So as New Year’s Eve approaches, I can reflect on the two good things that have come out of 2020 for me.

It has been a horrific year for the whole world. So let’s hope for a better 2021 for everyone, everywhere. 




Sunday, December 6, 2020

The Secret Adversary

Agatha’s second novel keeps the reader in constant suspense

Considering Agatha Christie’s detective, Hercule Poirot, became so popular and that her first published crime novel, The Mysterious Affair at Styles was such a success, it is surprising her second novel didn’t feature the Belgian refugee again.

My 1981 paperback copy of
 The Secret Adversary
But Agatha must have decided she wanted to try something different with her next book, The Secret Adversary. Published in January 1922, it introduces the Young Adventurers, Tommy and Tuppence.

I read The Secret Adversary many years ago and it hadn’t made much of an impression on me, but having decided to read all of Agatha’s crime novels in chronological order, I gave it a second chance.

The book starts with a prologue set in 1915 as the Lusitania is sinking after being struck by two torpedoes. A man entrusts a young American woman with an important package as she gets into a lifeboat, saying she should receive instructions about what to do with it when she is safely ashore, but if he goes down with the ship, she must take it straight to the American Embassy.

Then the action fast forwards to London, a few years later, as old friends Tommy and Tuppence encounter each other at the exit from a tube station near Piccadilly Circus.

The First World War is over and they are both back from the front, hard up and seeking work.

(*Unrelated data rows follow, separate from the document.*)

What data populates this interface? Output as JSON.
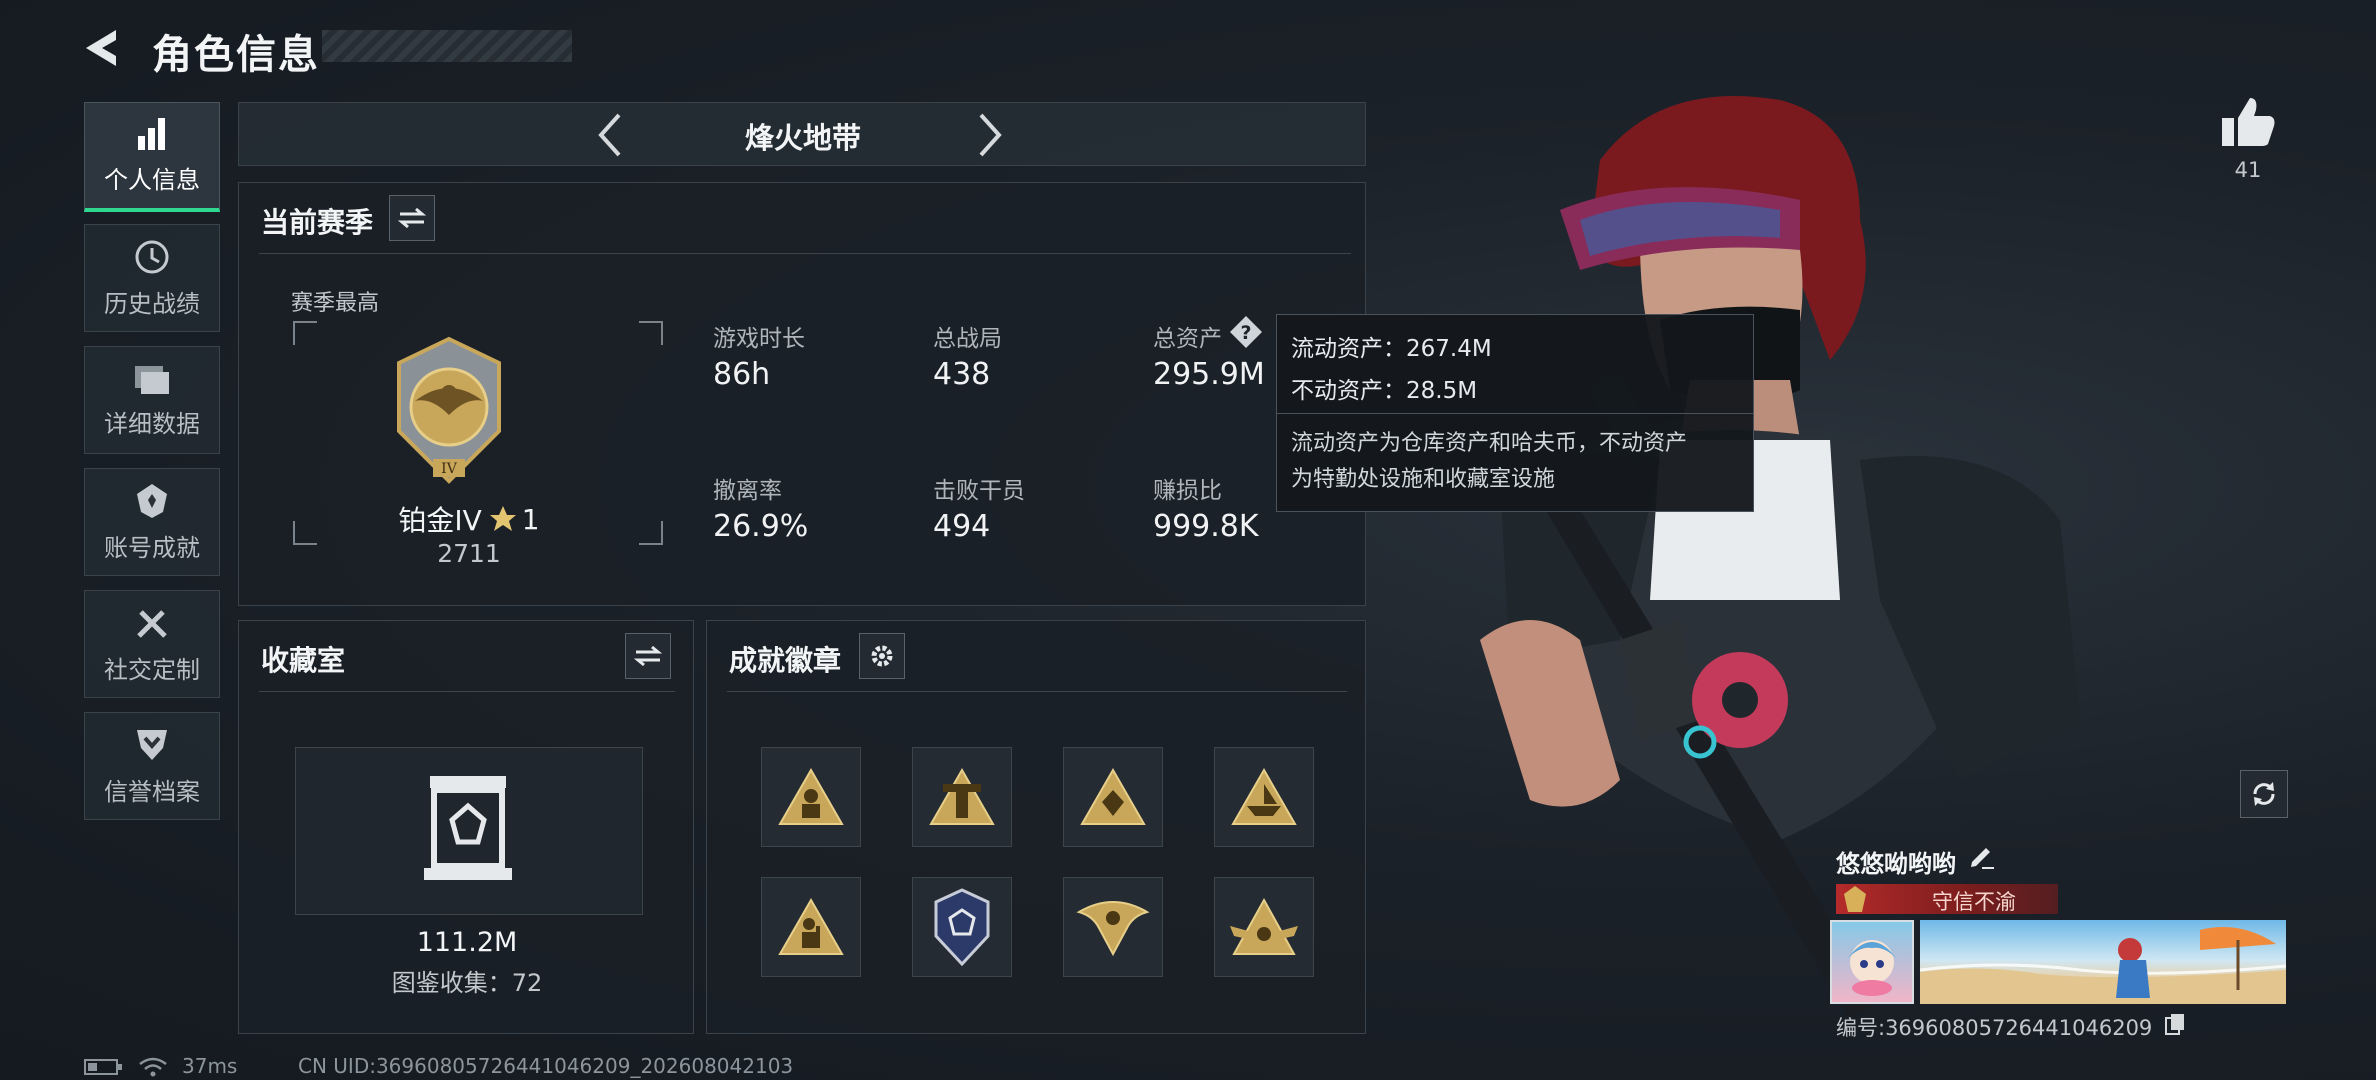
{
  "header": {
    "title": "角色信息"
  },
  "sidebar": {
    "items": [
      {
        "label": "个人信息",
        "icon": "bar-chart-icon",
        "active": true
      },
      {
        "label": "历史战绩",
        "icon": "history-clock-icon"
      },
      {
        "label": "详细数据",
        "icon": "folder-icon"
      },
      {
        "label": "账号成就",
        "icon": "achievement-icon"
      },
      {
        "label": "社交定制",
        "icon": "tools-icon"
      },
      {
        "label": "信誉档案",
        "icon": "credit-shield-icon"
      }
    ]
  },
  "mode_selector": {
    "label": "烽火地带"
  },
  "season": {
    "title": "当前赛季",
    "peak_label": "赛季最高",
    "rank_name": "铂金IV",
    "rank_stars": "1",
    "rank_score": "2711",
    "stats": [
      {
        "label": "游戏时长",
        "value": "86h"
      },
      {
        "label": "总战局",
        "value": "438"
      },
      {
        "label": "总资产",
        "value": "295.9M"
      },
      {
        "label": "撤离率",
        "value": "26.9%"
      },
      {
        "label": "击败干员",
        "value": "494"
      },
      {
        "label": "赚损比",
        "value": "999.8K"
      }
    ]
  },
  "tooltip": {
    "line1": "流动资产：267.4M",
    "line2": "不动资产：28.5M",
    "desc1": "流动资产为仓库资产和哈夫币，不动资产",
    "desc2": "为特勤处设施和收藏室设施"
  },
  "collection": {
    "title": "收藏室",
    "value": "111.2M",
    "count": "图鉴收集：72"
  },
  "achievements": {
    "title": "成就徽章",
    "badges": [
      "badge-triangle-figure-icon",
      "badge-triangle-tower-icon",
      "badge-triangle-gem-icon",
      "badge-triangle-ship-icon",
      "badge-triangle-soldier-icon",
      "badge-shield-blue-icon",
      "badge-eagle-icon",
      "badge-triangle-wings-icon"
    ]
  },
  "likes": {
    "count": "41"
  },
  "player": {
    "name": "悠悠呦哟哟",
    "title_tag": "守信不渝",
    "id_text": "编号:369608057264410462​09"
  },
  "status_bar": {
    "ping": "37ms",
    "uid": "CN UID:369608057264410462​09_202608042103"
  },
  "colors": {
    "accent": "#2fd88f",
    "gold": "#c9a75a",
    "title_red": "#7a1d1d"
  }
}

Tuppence suggests they join forces to become adventurers for hire, willing to do anything and go anywhere to earn money.

It is all light hearted fun as they make plans, enjoying tea, buns and buttered toast in Lyons, calling each other ‘old thing’ and ‘old bean’.

I was expecting the rest of the book to be fairly lightweight and to seem dated in comparison with contemporary thrillers and adventure novels.

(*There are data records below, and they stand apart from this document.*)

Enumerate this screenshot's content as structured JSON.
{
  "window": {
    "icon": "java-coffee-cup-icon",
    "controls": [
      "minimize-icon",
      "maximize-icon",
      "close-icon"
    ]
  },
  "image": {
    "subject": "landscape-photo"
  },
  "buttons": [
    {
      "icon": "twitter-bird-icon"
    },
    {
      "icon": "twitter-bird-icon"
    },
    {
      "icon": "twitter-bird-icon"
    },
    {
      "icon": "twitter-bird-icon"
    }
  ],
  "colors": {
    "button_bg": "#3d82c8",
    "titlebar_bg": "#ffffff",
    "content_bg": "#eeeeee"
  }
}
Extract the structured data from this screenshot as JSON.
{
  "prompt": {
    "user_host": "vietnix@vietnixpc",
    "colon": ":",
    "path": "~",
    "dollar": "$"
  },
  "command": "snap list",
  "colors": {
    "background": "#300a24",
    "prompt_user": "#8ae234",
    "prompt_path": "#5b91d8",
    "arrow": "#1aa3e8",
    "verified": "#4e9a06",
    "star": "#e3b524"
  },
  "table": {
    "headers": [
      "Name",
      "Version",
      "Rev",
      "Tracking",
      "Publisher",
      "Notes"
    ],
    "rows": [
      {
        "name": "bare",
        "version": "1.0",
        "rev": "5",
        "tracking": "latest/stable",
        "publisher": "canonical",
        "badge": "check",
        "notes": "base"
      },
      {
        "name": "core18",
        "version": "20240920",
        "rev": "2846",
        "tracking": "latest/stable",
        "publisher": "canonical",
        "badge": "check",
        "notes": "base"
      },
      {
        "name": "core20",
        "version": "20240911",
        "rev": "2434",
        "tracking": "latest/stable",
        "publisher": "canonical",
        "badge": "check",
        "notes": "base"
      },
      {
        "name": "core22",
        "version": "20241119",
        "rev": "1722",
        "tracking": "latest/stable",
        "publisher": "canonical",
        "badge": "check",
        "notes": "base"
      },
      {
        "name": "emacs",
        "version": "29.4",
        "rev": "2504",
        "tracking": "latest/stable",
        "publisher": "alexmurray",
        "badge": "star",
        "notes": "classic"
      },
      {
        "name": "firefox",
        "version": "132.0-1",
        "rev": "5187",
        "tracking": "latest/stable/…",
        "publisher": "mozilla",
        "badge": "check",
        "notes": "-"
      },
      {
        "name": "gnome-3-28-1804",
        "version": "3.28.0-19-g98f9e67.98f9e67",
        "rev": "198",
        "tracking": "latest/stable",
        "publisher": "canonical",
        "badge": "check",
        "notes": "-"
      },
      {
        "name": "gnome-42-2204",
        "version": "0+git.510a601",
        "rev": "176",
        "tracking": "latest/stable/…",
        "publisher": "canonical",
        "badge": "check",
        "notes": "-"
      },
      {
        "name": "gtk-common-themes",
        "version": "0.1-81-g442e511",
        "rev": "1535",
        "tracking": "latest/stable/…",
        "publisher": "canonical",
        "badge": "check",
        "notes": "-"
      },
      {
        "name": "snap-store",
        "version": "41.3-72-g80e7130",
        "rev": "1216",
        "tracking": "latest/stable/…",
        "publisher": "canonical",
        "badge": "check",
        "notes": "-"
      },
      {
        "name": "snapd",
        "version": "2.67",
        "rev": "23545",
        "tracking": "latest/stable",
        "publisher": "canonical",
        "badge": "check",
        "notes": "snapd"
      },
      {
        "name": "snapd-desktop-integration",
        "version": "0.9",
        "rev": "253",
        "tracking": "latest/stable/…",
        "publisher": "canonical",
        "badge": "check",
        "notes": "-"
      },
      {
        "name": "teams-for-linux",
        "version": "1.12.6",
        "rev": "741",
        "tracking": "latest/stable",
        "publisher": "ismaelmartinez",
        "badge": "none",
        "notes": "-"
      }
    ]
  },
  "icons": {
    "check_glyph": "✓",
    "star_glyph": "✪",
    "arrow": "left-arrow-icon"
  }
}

But I was pleasantly surprised. Tommy and Tuppence are quickly hired to do a job that leads both of them into dangerous situations. It is written from both of their points of view, so that the reader is told everything.

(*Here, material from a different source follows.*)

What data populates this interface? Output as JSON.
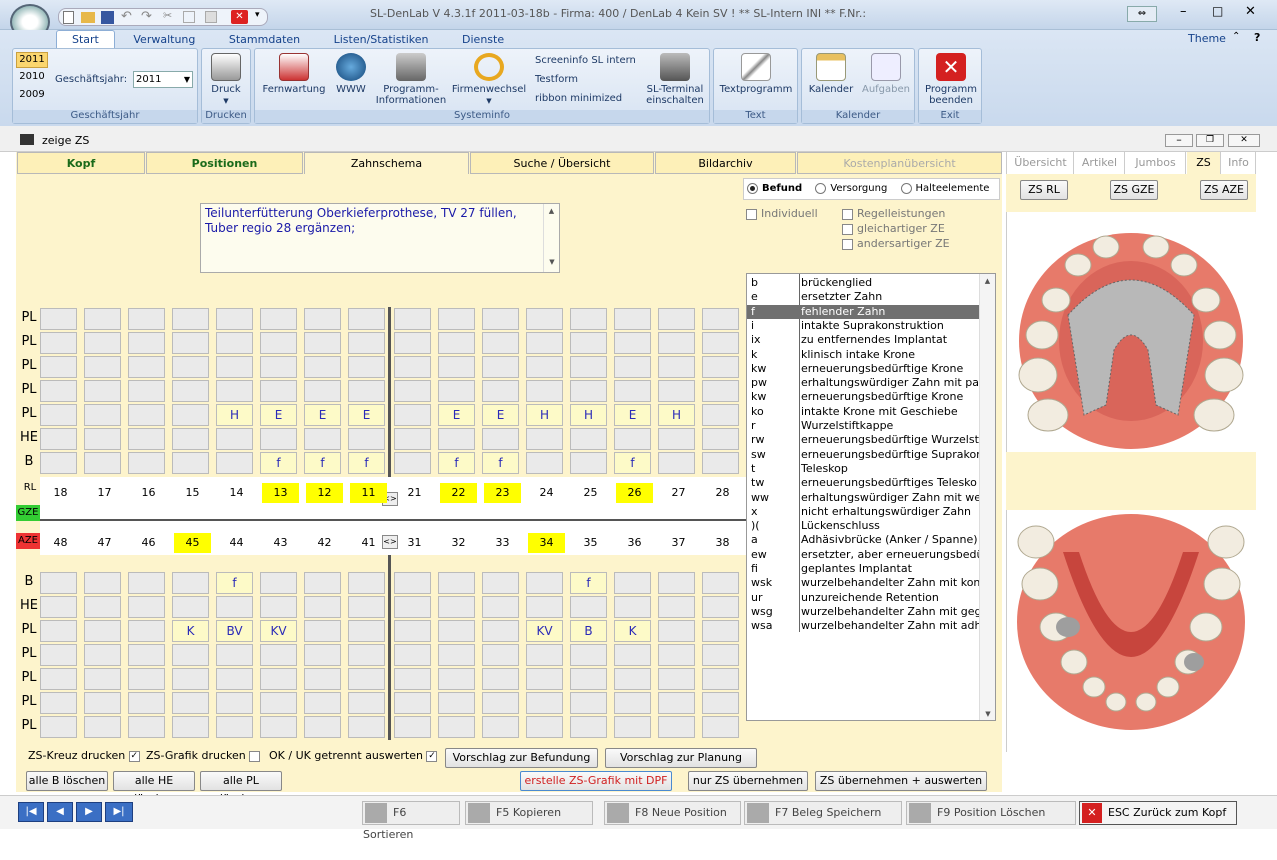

There are carefully laid clues, twists and turns, and plenty of suspense. It is well written and difficult to put down, with Agatha keeping the reader guessing right to the end.

Reviews were generally positive about The Secret Adversary when it first came out, priced at seven shillings and sixpence.

On 26 January 1922 the Times Literary Supplement described The Secret Adversary as ‘a whirl of thrilling adventures’ and praised the fact that the identity of the arch-criminal, the elusive ‘Mr Brown’ is cleverly concealed to the very end.

Other reviewers agreed it was a success and called it ‘amazingly clever’ because Agatha managed to keep the identity of the master criminal a secret until the last few pages.

It was a clear departure for Agatha. Instead of writing a ‘whodunit’ she wrote a novel that keeps the reader in constant suspense, wondering if the good guys will triumph.

The Secret Adversary was made into a film in Germany in 1929 and was adapted for television in 1983 and again in 2014.

Nearly 100 years after it was published, Agatha’s second crime novel is still well worth reading.

Over the years, The Secret Adversary has been reprinted many times, with many different front covers.

There are plenty of new and second hand copies available on Amazon.